Task statement: Write out every record in full, keeping each character exactly as it is.

Data shown:
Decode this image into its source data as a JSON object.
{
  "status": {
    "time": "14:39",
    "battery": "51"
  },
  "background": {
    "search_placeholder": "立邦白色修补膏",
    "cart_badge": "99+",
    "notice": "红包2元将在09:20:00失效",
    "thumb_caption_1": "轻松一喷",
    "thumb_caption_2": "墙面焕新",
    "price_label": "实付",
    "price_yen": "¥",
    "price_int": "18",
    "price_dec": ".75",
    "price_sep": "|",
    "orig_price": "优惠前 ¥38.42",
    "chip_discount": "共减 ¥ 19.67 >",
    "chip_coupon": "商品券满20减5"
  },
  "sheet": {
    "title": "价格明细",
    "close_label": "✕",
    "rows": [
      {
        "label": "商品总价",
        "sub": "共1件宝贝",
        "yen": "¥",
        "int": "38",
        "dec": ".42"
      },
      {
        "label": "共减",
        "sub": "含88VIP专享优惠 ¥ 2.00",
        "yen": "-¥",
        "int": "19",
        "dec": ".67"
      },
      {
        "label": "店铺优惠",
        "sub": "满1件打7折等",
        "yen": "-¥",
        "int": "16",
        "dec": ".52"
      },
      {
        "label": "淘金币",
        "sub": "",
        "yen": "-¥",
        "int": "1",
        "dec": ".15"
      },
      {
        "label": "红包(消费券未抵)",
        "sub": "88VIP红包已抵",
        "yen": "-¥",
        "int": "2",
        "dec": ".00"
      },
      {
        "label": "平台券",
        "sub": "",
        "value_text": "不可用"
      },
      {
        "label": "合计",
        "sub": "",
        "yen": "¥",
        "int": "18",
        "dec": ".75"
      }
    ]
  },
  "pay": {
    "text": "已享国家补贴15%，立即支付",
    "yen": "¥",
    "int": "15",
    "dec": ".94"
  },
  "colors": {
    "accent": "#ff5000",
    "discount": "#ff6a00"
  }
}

Result:
Decode this image into its source data as a JSON object.
{
  "status": {
    "time": "14:39",
    "battery": "51"
  },
  "background": {
    "search_placeholder": "立邦白色修补膏",
    "cart_badge": "99+",
    "notice": "红包2元将在09:20:00失效",
    "thumb_caption_1": "轻松一喷",
    "thumb_caption_2": "墙面焕新",
    "price_label": "实付",
    "price_yen": "¥",
    "price_int": "18",
    "price_dec": ".75",
    "price_sep": "|",
    "orig_price": "优惠前 ¥38.42",
    "chip_discount": "共减 ¥ 19.67 >",
    "chip_coupon": "商品券满20减5"
  },
  "sheet": {
    "title": "价格明细",
    "close_label": "✕",
    "rows": [
      {
        "label": "商品总价",
        "sub": "共1件宝贝",
        "yen": "¥",
        "int": "38",
        "dec": ".42"
      },
      {
        "label": "共减",
        "sub": "含88VIP专享优惠 ¥ 2.00",
        "yen": "-¥",
        "int": "19",
        "dec": ".67"
      },
      {
        "label": "店铺优惠",
        "sub": "满1件打7折等",
        "yen": "-¥",
        "int": "16",
        "dec": ".52"
      },
      {
        "label": "淘金币",
        "sub": "",
        "yen": "-¥",
        "int": "1",
        "dec": ".15"
      },
      {
        "label": "红包(消费券未抵)",
        "sub": "88VIP红包已抵",
        "yen": "-¥",
        "int": "2",
        "dec": ".00"
      },
      {
        "label": "平台券",
        "sub": "",
        "value_text": "不可用"
      },
      {
        "label": "合计",
        "sub": "",
        "yen": "¥",
        "int": "18",
        "dec": ".75"
      }
    ]
  },
  "pay": {
    "text": "已享国家补贴15%，立即支付",
    "yen": "¥",
    "int": "15",
    "dec": ".94"
  },
  "colors": {
    "accent": "#ff5000",
    "discount": "#ff6a00"
  }
}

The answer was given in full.